Exercise: Copy out each line containing "this" from the entries below.

Given information:
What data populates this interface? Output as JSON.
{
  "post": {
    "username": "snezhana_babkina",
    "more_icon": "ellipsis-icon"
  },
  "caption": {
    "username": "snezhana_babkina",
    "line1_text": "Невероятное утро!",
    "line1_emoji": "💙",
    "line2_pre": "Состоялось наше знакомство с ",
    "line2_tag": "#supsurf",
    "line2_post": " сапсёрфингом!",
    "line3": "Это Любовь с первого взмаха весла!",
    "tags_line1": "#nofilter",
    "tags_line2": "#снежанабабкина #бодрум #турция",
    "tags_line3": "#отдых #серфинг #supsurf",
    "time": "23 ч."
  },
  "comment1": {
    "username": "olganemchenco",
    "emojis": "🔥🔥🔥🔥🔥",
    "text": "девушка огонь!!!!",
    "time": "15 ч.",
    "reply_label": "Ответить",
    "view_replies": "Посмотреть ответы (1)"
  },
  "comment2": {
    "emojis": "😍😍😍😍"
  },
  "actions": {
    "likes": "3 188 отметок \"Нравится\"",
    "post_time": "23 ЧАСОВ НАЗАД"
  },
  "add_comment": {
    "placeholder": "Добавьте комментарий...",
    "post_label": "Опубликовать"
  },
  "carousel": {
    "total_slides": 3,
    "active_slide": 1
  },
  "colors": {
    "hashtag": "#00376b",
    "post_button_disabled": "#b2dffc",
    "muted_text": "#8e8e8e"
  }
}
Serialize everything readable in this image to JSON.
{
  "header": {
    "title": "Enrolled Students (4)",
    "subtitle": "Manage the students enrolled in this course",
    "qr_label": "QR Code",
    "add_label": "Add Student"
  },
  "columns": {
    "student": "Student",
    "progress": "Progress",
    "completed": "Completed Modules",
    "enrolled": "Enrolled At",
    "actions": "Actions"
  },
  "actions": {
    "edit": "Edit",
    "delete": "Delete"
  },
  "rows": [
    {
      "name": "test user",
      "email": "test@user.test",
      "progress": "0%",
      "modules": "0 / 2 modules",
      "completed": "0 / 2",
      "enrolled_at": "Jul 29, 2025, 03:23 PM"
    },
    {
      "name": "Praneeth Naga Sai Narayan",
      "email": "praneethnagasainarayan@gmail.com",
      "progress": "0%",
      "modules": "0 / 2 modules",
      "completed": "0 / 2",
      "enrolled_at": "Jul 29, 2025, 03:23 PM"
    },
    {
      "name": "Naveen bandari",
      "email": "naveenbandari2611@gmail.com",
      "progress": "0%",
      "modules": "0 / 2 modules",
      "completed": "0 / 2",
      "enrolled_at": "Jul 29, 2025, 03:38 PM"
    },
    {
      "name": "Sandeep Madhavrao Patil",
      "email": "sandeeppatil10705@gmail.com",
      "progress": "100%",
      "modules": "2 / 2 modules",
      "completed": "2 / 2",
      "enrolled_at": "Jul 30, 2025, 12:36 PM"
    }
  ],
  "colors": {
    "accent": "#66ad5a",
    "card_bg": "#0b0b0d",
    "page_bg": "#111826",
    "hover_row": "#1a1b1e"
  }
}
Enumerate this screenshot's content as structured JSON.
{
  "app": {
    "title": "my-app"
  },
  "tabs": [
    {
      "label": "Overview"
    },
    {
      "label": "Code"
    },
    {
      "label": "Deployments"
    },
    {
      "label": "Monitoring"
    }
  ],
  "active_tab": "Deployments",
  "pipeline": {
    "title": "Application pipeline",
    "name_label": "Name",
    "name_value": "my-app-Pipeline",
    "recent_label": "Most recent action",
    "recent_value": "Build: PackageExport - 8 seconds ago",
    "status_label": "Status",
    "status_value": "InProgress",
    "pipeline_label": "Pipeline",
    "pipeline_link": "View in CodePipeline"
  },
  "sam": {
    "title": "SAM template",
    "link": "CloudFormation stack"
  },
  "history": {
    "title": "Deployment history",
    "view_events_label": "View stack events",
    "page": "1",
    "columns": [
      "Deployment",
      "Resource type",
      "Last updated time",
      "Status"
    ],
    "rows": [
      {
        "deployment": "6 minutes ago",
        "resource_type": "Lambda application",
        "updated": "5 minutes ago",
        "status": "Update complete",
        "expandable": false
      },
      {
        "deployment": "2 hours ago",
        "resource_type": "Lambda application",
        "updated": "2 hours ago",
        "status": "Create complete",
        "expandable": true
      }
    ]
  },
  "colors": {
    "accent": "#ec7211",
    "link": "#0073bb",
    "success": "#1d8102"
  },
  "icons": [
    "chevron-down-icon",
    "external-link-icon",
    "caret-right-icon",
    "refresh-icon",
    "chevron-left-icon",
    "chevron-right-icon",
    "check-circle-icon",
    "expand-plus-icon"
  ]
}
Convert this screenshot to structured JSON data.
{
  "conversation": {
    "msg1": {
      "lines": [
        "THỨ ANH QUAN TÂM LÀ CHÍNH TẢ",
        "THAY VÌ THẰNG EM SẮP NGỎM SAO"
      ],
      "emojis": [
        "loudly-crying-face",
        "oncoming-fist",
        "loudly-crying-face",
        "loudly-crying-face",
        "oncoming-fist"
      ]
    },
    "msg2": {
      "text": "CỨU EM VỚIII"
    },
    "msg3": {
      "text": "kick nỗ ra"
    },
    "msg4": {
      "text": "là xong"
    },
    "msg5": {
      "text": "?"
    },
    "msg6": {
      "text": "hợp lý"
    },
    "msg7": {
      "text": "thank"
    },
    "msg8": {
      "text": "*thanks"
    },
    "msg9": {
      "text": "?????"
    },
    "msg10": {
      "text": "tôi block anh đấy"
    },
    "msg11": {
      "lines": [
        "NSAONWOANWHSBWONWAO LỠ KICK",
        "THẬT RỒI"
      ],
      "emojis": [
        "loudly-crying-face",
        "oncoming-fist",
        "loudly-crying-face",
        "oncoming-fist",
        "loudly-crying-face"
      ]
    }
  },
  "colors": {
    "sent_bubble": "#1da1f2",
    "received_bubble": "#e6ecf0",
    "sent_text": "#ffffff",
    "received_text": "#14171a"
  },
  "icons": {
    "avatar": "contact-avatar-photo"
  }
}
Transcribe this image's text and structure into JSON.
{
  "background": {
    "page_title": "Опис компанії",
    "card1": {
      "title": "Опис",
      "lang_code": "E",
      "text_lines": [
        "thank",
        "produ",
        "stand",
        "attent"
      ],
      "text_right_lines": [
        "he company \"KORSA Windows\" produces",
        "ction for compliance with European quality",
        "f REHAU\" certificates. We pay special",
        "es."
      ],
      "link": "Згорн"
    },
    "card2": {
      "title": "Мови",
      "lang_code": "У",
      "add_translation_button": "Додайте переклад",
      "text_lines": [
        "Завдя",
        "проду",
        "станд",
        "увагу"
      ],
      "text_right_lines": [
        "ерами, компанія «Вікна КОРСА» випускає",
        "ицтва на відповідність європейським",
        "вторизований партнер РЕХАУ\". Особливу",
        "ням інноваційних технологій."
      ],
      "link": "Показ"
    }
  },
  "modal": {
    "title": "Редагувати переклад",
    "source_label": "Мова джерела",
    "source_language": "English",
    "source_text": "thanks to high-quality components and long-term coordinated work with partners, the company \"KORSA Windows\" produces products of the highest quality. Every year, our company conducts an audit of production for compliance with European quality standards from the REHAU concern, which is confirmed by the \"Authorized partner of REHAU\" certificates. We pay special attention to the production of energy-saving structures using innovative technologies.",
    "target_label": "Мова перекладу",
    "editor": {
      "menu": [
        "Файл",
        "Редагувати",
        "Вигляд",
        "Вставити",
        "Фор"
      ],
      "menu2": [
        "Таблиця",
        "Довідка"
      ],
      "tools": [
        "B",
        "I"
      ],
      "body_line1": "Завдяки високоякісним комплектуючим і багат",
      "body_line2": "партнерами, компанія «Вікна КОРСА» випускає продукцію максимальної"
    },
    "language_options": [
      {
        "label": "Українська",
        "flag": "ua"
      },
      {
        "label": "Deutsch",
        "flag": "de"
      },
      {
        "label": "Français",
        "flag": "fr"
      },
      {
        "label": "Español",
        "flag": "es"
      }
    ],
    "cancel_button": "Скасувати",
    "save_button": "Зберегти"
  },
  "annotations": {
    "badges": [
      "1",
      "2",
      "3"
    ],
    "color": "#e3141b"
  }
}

Solved problem:
What data populates this interface? Output as JSON.
Serialize everything readable in this image to JSON.
    "subtitle": "Manage the students enrolled in this course",
Enumerate this screenshot's content as structured JSON.
Convert this screenshot to structured JSON data.
Transcribe this image's text and structure into JSON.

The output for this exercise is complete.